Instrumental music used to be all that people listened to, young people included. The music that young people love today and listen to on repeat usually has lyrics attached to it. These lyrics tell a story about some aspect of life, most often romantic love, and they make it clear what the music is about. The main focus is on the lyrics; people listen to it so they can sing along. Obviously, you can’t sing along to instrumental music, and because of that, people often find it boring. However, if they really took the time to listen to it, they might find it more interesting than vocal music. Instrumental music requires us to imagine our own story for the song. The music gives us themes and emotions, but we have to fill in the rest. Sometimes, there is no story, but only a range of emotions the composer wants you to feel. You have to think and focus on the music that you’re listening to; you can’t just follow along with lyrics that you can sing without thinking about. Listening to instrumental music requires more effort, but it has a rewarding payoff that many people miss. Not only do doctors use it to help improve both physical and mental health, but it can also alleviate stress and anxiety. Maybe we wouldn’t be such a busy and stressed society if we listened to instrumental music more.
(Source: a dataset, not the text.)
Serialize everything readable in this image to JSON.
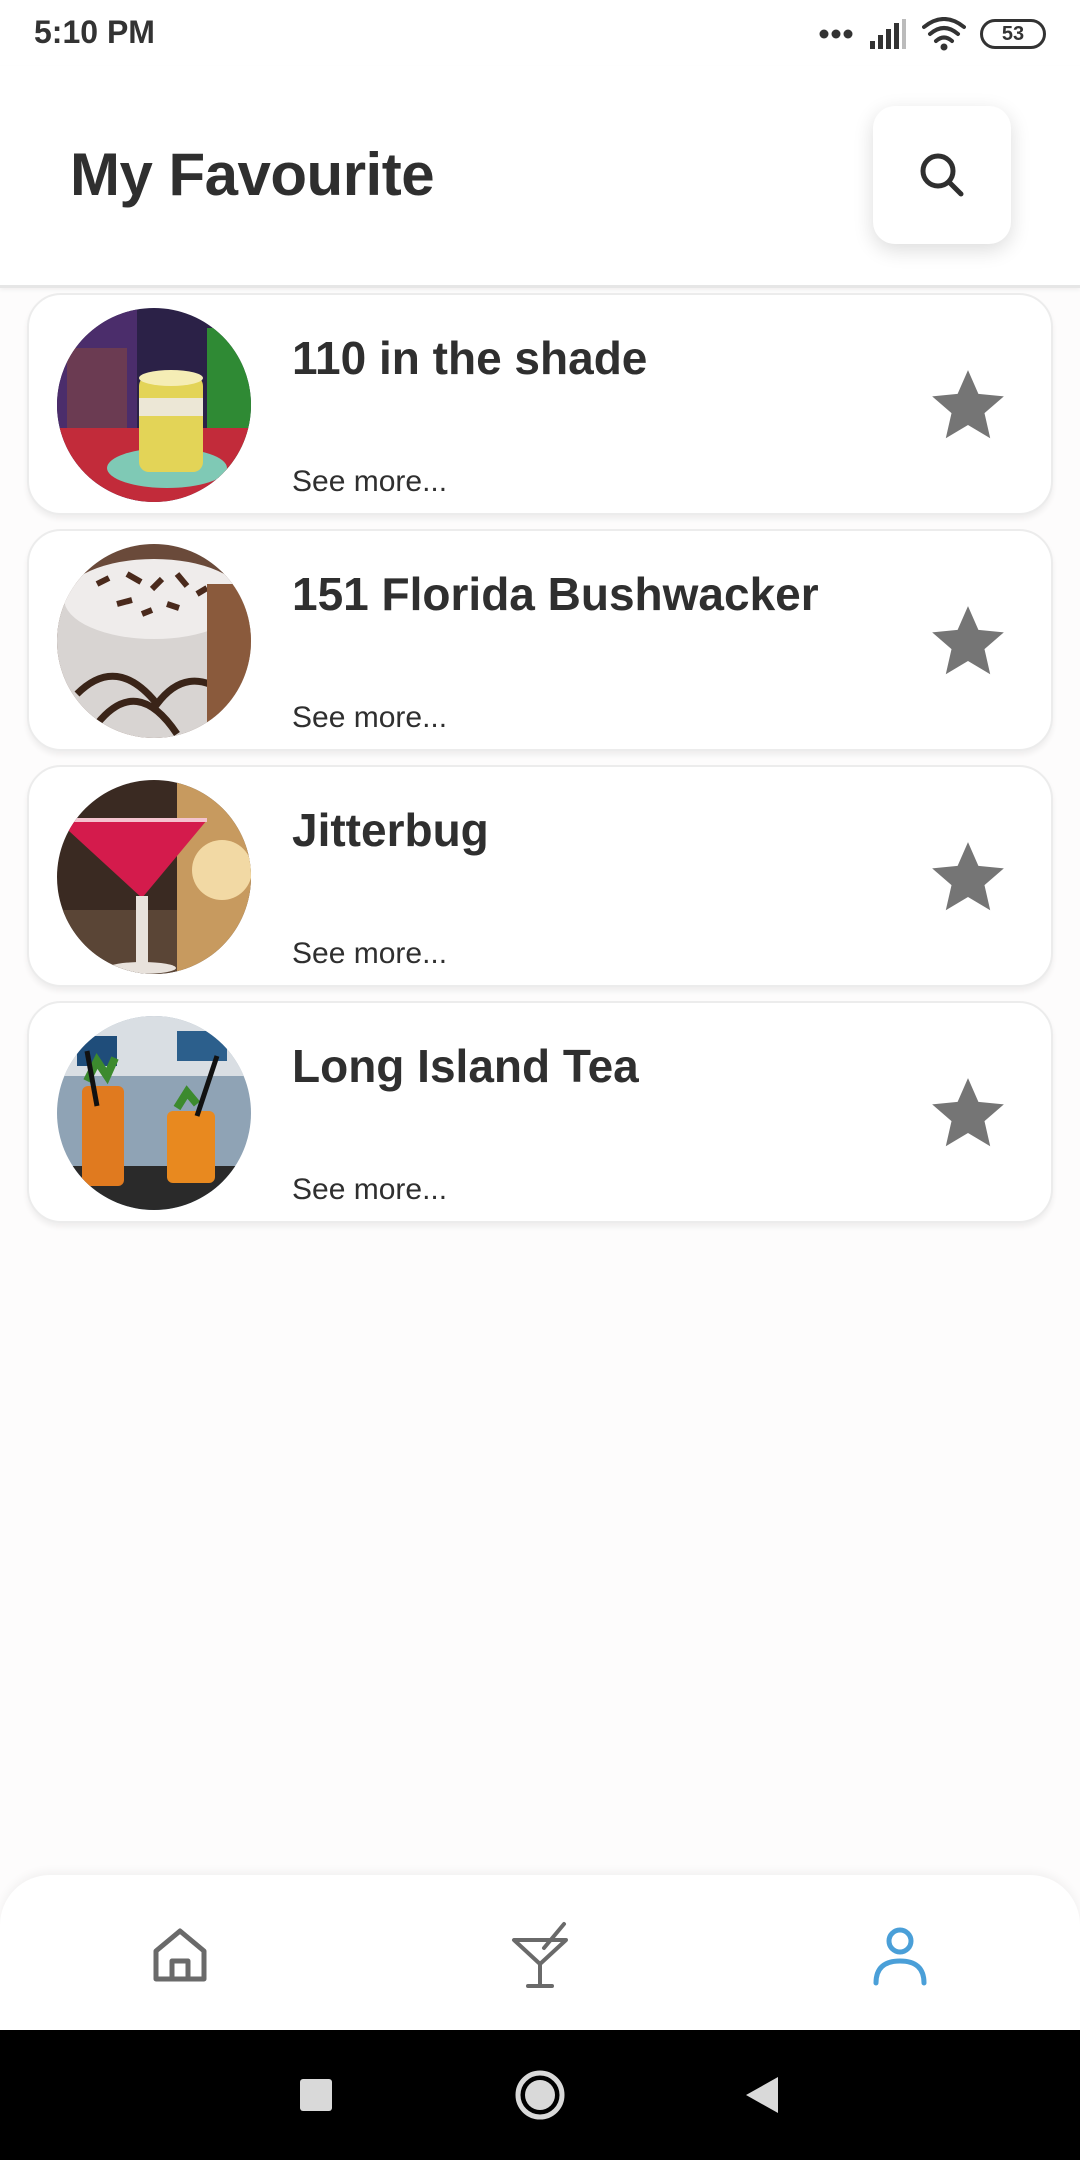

Everyone knows the names of Bach and Mozart and could probably recognize Beethoven’s famous fifth symphony, but who are the modern-day composers? The ones that compose film scores – Hans Zimmer, Michael Giacchino, John Williams, Howard Shore, to name a few. Most people who do listen to instrumental music today listen to soundtracks. While these compositions are beautiful and creative, they are more similar to popular lyrical songs than other instrumental music. There is already an image and a story attached to these compositions – the one from the movie or television show. They don’t require any new imaginations, but rely on your knowledge of the film.

There’s something about allowing our mind to connect the dots in the music that we don’t want to do. We don’t want to imagine our own images and story for the music that is playing; we want it to be told to us. I’m not saying that there’s anything wrong with lyrical music or film scores; I definitely listen to them more than classical music. But I am saying that there’s a lack of a desire to listen to instrumental music. In this world where we idolize those who can sing, we don’t have enough respect for those who create, conduct, or perform purely instrumental music. Either people weren’t raised on it or they say it bores them and puts them to sleep. But instrumental music, if you’re really listening to it, makes you think and can expand your mind. It forces you to listen to it over and over again so that you can hear each theme and every new emotion and form a complete story or image of your own to match the music. It can calm your nerves and dissipate your stress.

You don’t have to give up vocal music to appreciate instrumental music. But the next time you’re sitting in traffic or needing to unwind a little, try listening to instrumental music. Instead of lulling you to sleep, it could help you focus better than vocal music does, if you let it. If you have a favorite film composer, listen to his music for a film that you haven’t seen and see if you appreciate it as much. I love popular vocal music as well as the next person, but I’ve made a conscious effort to listen to more instrumental music, and my appreciation for it has grown. Not only that, but I’ve found myself less stressed about life in general. My generation assumes that they can’t like instrumental music because it’s not fun or popular, but they are also always busy, expecting every new technology to make their lives easier when it only makes it more stress-filled. If they put the effort in to understand instrumental music, they would discover just the opposite of their expectations and might even be able to relax. Then maybe one day we could sell out a concert hall for a symphony performance and have it filled with people a variety of ages.

  • Musician

    I totally agree with you. The majority of people only like vocal pop music because they don’t have the sense of music, or talent in music. They truly believe that they love music but actually they are not. They actually only love their idol singer, their idol’s voice, their idol’s beauty, the way their idols dance along. they solely want entertainment, not music.
    TV and radio medias always want to deceive you that you love and know music, so that they have more listeners. But in fact, they know you are not. They know you don’t enjoy any instrumental music. Otherwise, why are there only singing contest shows be broadcasted in the TV? Why not they broadcast piano contest or violin contest? Because they know very less people like these. Because the medias know that their so-called ‘music lovers’ don’t enjoy these, and will bored them to sleep.

  • Meg Baker

    I appreciate this blog – it’s thought-provoking. It makes me reflect on expectations, entitlement, and entertainment. I think maybe 21st century young people expect, and feel they are entitled, to be entertained by music, not necessarily engaged in a heart, mind, and soul experience with music itself – sans the lyrics.